## Task goal
Quote all of the data that follows exactly as written, skipping the images.

## Data extract
____
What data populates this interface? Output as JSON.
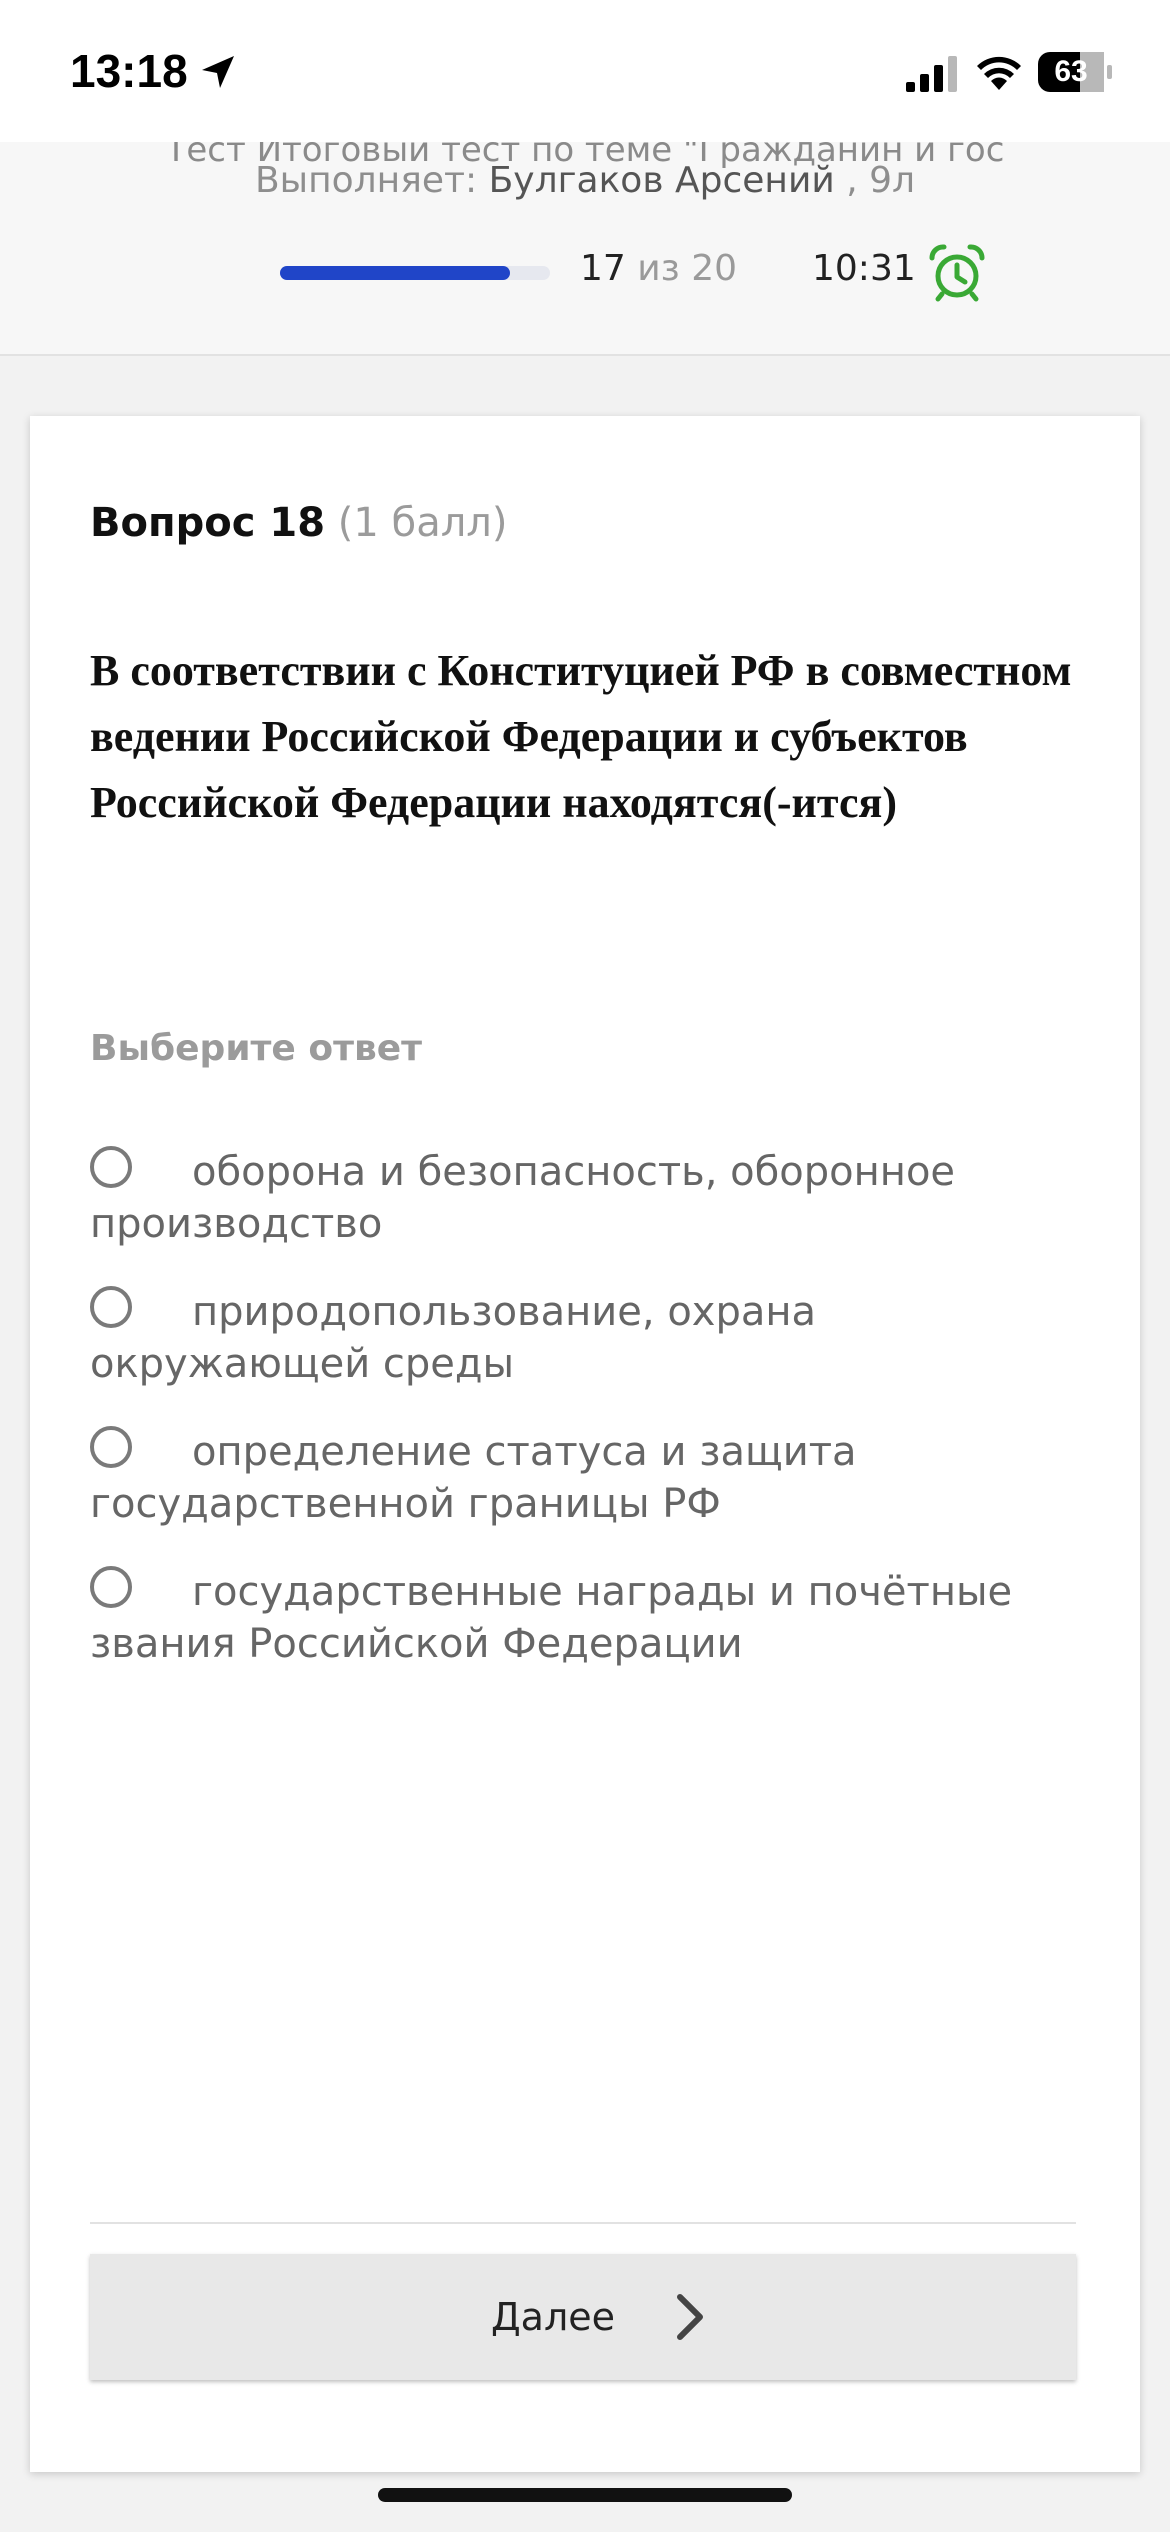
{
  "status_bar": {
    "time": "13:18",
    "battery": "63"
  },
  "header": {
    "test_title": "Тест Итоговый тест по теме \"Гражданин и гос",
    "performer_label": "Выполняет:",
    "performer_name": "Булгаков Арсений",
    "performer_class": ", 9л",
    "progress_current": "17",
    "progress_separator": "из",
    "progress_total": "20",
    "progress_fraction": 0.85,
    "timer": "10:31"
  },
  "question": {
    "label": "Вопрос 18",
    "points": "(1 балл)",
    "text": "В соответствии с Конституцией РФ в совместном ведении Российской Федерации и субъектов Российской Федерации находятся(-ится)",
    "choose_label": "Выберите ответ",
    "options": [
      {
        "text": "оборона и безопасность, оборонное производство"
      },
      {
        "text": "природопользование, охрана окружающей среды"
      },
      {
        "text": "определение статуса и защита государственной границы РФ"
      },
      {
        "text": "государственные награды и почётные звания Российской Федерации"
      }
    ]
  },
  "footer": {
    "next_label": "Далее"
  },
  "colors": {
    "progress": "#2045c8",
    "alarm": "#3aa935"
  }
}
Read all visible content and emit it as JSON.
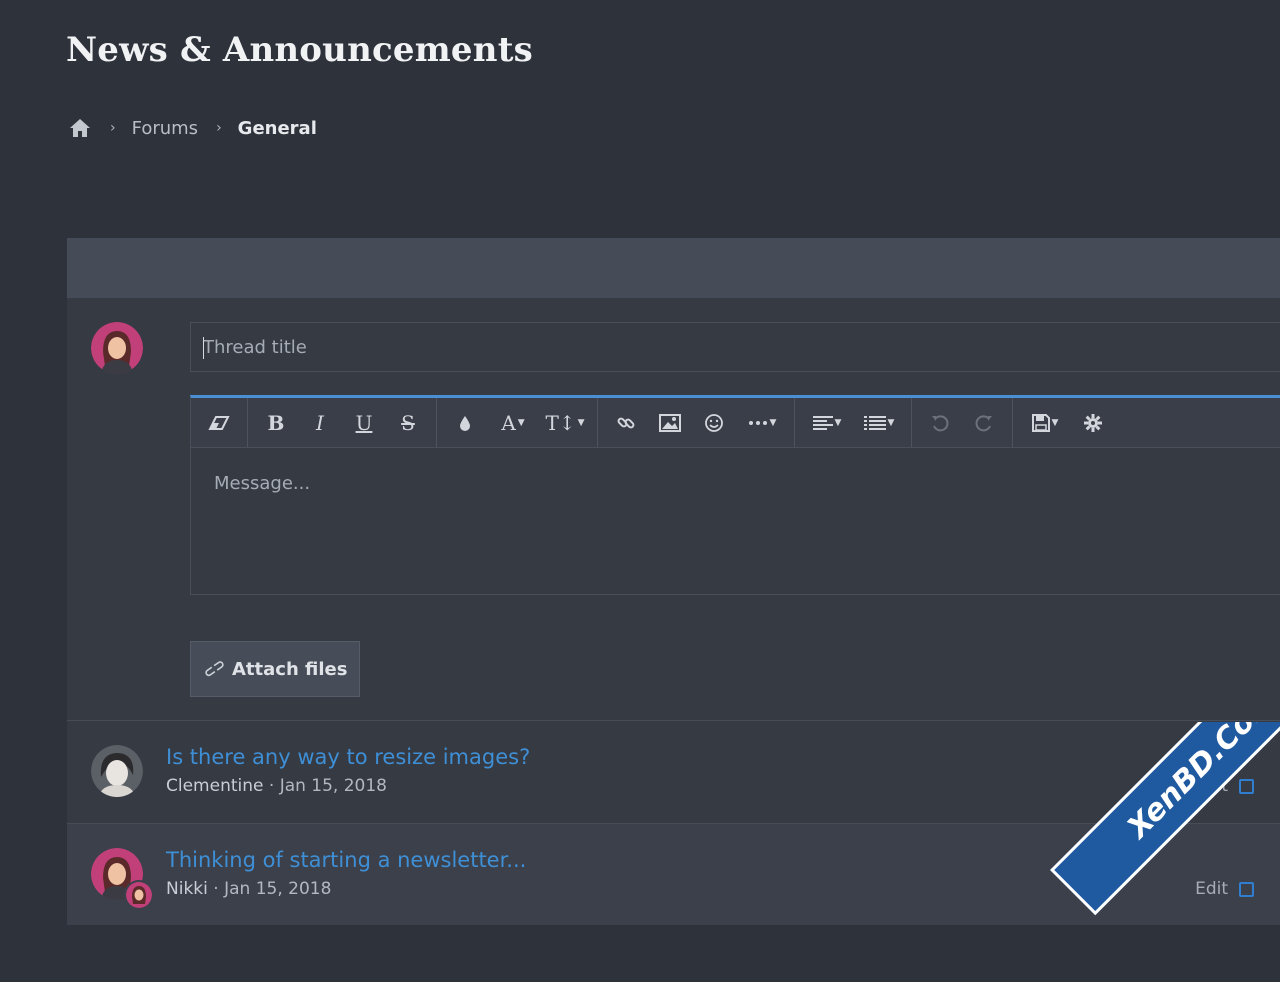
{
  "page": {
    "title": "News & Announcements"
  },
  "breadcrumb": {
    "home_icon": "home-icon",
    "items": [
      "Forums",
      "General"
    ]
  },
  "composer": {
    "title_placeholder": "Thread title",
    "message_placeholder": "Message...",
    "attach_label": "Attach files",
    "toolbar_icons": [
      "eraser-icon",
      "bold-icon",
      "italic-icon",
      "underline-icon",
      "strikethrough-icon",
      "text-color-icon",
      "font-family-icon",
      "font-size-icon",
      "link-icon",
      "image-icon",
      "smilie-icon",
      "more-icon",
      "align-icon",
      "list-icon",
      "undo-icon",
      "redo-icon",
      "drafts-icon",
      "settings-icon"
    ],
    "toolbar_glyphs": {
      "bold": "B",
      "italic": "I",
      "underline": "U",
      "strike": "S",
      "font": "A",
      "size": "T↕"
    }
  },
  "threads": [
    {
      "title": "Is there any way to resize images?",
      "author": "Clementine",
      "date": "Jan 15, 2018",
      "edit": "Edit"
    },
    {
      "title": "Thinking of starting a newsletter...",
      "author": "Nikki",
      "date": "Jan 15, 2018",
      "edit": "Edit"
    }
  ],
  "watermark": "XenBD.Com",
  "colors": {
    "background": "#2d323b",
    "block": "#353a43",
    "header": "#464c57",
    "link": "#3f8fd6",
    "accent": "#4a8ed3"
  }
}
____
## Task answer
What data populates this interface? Output as JSON.
{
  "status_bar": {
    "time": "13:18",
    "battery": "63"
  },
  "header": {
    "test_title": "Тест Итоговый тест по теме \"Гражданин и гос",
    "performer_label": "Выполняет:",
    "performer_name": "Булгаков Арсений",
    "performer_class": ", 9л",
    "progress_current": "17",
    "progress_separator": "из",
    "progress_total": "20",
    "progress_fraction": 0.85,
    "timer": "10:31"
  },
  "question": {
    "label": "Вопрос 18",
    "points": "(1 балл)",
    "text": "В соответствии с Конституцией РФ в совместном ведении Российской Федерации и субъектов Российской Федерации находятся(-ится)",
    "choose_label": "Выберите ответ",
    "options": [
      {
        "text": "оборона и безопасность, оборонное производство"
      },
      {
        "text": "природопользование, охрана окружающей среды"
      },
      {
        "text": "определение статуса и защита государственной границы РФ"
      },
      {
        "text": "государственные награды и почётные звания Российской Федерации"
      }
    ]
  },
  "footer": {
    "next_label": "Далее"
  },
  "colors": {
    "progress": "#2045c8",
    "alarm": "#3aa935"
  }
}
Read all visible content and emit it as JSON.
{
  "page": {
    "title": "News & Announcements"
  },
  "breadcrumb": {
    "home_icon": "home-icon",
    "items": [
      "Forums",
      "General"
    ]
  },
  "composer": {
    "title_placeholder": "Thread title",
    "message_placeholder": "Message...",
    "attach_label": "Attach files",
    "toolbar_icons": [
      "eraser-icon",
      "bold-icon",
      "italic-icon",
      "underline-icon",
      "strikethrough-icon",
      "text-color-icon",
      "font-family-icon",
      "font-size-icon",
      "link-icon",
      "image-icon",
      "smilie-icon",
      "more-icon",
      "align-icon",
      "list-icon",
      "undo-icon",
      "redo-icon",
      "drafts-icon",
      "settings-icon"
    ],
    "toolbar_glyphs": {
      "bold": "B",
      "italic": "I",
      "underline": "U",
      "strike": "S",
      "font": "A",
      "size": "T↕"
    }
  },
  "threads": [
    {
      "title": "Is there any way to resize images?",
      "author": "Clementine",
      "date": "Jan 15, 2018",
      "edit": "Edit"
    },
    {
      "title": "Thinking of starting a newsletter...",
      "author": "Nikki",
      "date": "Jan 15, 2018",
      "edit": "Edit"
    }
  ],
  "watermark": "XenBD.Com",
  "colors": {
    "background": "#2d323b",
    "block": "#353a43",
    "header": "#464c57",
    "link": "#3f8fd6",
    "accent": "#4a8ed3"
  }
}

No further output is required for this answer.